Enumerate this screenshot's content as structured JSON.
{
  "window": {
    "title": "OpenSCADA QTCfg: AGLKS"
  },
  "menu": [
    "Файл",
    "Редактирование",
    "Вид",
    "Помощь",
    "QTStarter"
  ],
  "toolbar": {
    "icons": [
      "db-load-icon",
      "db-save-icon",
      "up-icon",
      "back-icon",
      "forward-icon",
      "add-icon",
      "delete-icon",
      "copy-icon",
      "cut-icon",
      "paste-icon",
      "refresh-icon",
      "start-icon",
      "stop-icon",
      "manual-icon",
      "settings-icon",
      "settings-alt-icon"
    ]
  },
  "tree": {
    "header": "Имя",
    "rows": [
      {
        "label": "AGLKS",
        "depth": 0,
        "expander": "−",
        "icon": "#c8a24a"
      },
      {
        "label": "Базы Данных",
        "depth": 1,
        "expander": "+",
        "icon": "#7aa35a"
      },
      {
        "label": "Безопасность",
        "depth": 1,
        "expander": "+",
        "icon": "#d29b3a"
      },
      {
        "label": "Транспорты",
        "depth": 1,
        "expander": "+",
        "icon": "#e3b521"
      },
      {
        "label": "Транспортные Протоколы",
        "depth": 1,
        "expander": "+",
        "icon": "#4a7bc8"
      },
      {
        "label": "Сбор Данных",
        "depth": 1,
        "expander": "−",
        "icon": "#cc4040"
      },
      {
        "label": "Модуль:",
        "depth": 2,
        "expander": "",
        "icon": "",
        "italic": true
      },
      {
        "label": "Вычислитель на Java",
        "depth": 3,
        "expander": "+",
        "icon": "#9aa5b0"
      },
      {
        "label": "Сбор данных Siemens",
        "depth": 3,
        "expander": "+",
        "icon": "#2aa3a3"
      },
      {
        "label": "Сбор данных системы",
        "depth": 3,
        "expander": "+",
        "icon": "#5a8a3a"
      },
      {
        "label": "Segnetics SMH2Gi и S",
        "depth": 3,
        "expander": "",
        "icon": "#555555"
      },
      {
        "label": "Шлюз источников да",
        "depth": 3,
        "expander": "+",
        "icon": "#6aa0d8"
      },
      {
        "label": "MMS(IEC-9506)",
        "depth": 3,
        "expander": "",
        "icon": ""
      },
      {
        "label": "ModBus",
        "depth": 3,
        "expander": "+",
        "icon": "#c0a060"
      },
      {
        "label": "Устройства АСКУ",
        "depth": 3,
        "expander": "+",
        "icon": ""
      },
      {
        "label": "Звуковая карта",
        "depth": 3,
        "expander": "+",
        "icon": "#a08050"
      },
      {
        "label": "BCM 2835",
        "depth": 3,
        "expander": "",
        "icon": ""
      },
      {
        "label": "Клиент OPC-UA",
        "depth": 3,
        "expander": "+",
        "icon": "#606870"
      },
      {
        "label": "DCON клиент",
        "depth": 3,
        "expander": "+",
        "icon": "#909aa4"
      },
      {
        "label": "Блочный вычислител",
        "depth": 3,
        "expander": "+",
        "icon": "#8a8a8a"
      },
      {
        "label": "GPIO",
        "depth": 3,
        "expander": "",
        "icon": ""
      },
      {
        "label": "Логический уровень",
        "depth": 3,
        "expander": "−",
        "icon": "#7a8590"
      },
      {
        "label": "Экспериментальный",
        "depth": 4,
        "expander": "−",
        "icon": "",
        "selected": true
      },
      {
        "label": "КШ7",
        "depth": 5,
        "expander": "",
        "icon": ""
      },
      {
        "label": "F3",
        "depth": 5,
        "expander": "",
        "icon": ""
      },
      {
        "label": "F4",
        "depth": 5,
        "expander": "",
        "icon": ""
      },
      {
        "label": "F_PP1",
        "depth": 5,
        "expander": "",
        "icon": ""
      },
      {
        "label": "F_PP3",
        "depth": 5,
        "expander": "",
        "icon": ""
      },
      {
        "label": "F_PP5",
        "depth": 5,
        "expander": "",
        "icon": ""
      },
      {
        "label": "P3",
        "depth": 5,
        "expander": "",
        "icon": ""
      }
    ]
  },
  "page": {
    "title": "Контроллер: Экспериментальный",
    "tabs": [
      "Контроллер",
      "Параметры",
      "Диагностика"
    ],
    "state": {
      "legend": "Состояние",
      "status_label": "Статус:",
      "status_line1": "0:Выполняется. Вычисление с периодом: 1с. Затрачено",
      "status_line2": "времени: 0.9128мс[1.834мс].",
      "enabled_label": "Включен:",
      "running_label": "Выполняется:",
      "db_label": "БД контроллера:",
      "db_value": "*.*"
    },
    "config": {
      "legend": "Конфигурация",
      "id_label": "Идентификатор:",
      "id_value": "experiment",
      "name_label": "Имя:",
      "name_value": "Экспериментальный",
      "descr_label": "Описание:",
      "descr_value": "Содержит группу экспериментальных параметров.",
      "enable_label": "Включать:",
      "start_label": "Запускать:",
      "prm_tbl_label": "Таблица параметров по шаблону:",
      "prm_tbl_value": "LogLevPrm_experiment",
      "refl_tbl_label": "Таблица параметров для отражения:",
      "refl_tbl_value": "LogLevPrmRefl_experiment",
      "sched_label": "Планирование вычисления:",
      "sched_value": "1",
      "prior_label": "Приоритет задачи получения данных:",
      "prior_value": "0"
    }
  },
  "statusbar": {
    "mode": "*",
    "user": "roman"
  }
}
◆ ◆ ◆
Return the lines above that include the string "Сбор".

        "label": "Сбор Данных",
        "label": "Сбор данных Siemens",
        "label": "Сбор данных системы",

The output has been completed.